WORK TASK:
Bring together copies of the lines in the data below that contain the word "icon".
"""
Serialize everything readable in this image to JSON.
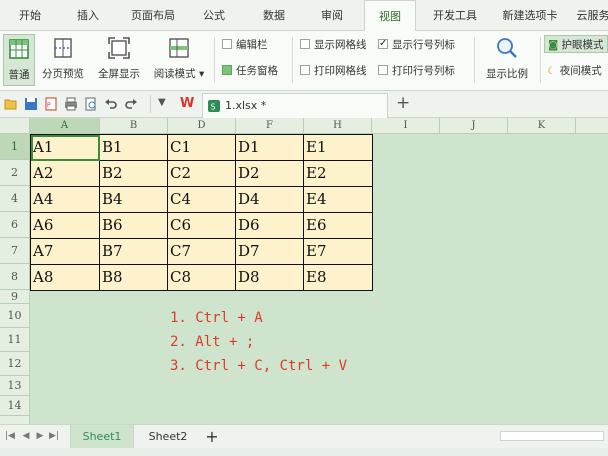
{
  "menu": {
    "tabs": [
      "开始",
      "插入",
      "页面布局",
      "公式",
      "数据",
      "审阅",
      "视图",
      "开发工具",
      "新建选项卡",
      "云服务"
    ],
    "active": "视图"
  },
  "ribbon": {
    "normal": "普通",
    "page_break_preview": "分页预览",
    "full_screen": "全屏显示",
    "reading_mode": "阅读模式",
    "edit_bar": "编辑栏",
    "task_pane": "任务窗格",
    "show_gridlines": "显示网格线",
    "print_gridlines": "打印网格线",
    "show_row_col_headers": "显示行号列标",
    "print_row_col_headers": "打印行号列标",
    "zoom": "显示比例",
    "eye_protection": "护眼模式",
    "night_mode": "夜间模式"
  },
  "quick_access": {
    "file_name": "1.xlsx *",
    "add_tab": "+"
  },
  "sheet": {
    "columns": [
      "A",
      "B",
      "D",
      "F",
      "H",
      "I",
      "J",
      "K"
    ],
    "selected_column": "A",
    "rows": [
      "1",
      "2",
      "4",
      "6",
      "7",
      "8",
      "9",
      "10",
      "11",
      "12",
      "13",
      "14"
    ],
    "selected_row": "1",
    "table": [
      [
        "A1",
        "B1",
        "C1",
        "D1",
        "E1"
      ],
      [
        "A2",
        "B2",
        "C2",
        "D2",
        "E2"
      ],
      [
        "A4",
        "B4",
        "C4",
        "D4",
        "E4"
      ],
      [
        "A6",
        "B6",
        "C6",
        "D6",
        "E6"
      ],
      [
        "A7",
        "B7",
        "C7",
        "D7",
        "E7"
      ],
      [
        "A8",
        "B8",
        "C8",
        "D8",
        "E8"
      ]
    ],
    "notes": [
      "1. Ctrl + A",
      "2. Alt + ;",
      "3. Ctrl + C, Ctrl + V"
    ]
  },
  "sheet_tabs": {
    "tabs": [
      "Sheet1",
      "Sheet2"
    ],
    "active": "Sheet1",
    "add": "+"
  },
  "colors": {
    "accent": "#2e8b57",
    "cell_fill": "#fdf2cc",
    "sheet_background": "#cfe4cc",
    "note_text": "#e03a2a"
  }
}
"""
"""
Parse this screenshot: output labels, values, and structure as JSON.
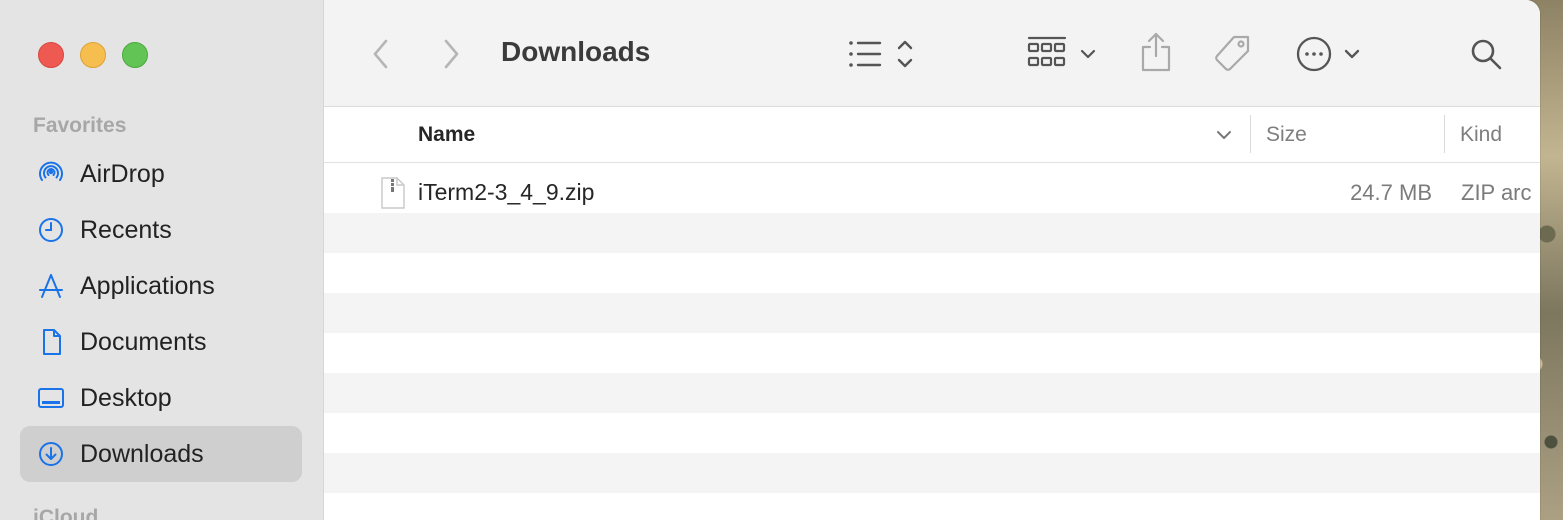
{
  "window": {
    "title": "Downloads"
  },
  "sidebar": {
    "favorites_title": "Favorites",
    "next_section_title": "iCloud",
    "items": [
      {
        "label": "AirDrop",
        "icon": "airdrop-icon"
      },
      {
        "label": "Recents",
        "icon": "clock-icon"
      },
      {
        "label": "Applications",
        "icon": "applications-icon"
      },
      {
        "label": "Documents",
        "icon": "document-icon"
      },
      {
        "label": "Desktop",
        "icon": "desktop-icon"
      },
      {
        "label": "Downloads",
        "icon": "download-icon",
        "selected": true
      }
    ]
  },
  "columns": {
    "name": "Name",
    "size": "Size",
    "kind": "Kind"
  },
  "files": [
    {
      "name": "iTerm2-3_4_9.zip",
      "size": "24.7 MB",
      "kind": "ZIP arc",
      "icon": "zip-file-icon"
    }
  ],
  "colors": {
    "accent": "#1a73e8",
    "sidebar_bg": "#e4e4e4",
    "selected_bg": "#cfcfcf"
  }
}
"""
SOLUTION TO THIS PROBLEM:
        "icon": "airdrop-icon"
        "icon": "clock-icon"
        "icon": "applications-icon"
        "icon": "document-icon"
        "icon": "desktop-icon"
        "icon": "download-icon",
      "icon": "zip-file-icon"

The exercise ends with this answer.